◆ The problem
Lines with "color": pull these out of the listing below.

◆ Data listing
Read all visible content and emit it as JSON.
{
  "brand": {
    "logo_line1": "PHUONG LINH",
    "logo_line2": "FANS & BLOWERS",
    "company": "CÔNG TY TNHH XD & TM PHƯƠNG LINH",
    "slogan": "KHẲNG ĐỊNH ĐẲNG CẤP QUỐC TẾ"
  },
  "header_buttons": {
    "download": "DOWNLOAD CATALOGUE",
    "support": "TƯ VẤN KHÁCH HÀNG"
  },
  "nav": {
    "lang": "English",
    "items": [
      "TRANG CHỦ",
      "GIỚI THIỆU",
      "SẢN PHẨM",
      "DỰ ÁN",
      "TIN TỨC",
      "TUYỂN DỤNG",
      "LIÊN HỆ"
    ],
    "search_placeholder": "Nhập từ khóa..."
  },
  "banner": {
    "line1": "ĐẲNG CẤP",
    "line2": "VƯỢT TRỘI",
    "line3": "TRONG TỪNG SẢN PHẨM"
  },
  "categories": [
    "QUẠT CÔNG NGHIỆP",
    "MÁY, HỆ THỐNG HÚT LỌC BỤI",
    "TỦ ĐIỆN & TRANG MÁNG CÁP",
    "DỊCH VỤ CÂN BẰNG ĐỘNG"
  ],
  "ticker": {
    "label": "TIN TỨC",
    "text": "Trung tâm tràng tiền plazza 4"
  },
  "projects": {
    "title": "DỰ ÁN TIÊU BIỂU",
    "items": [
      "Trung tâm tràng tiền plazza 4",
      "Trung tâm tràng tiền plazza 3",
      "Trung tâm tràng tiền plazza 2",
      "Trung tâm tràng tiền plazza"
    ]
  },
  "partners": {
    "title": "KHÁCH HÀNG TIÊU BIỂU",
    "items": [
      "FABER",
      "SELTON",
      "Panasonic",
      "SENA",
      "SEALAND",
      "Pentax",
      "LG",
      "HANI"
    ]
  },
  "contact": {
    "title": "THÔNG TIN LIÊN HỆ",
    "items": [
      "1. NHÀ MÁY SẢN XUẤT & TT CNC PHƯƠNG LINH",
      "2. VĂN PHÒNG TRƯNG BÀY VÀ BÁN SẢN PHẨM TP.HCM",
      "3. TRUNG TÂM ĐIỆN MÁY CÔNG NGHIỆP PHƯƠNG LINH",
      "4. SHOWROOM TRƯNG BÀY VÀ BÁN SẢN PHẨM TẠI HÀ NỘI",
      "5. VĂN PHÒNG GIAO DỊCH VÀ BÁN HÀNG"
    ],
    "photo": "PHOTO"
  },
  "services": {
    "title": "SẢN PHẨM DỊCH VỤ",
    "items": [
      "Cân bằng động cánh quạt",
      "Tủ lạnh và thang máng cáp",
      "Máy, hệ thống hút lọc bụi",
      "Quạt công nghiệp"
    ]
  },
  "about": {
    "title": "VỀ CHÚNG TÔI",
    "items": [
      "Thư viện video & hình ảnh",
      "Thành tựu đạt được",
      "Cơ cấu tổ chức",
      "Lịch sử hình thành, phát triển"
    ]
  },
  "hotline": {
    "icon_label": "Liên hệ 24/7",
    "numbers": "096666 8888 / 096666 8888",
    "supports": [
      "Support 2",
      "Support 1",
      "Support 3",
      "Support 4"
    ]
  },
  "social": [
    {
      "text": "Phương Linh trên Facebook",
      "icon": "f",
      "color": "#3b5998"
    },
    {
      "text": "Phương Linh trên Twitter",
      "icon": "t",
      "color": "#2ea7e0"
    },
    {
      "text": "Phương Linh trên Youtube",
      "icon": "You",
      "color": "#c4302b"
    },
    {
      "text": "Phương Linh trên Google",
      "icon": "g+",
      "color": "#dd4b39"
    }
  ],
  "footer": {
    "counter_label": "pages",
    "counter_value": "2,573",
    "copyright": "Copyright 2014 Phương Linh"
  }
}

◆ Finished task
      "color": "#3b5998"
      "color": "#2ea7e0"
      "color": "#c4302b"
      "color": "#dd4b39"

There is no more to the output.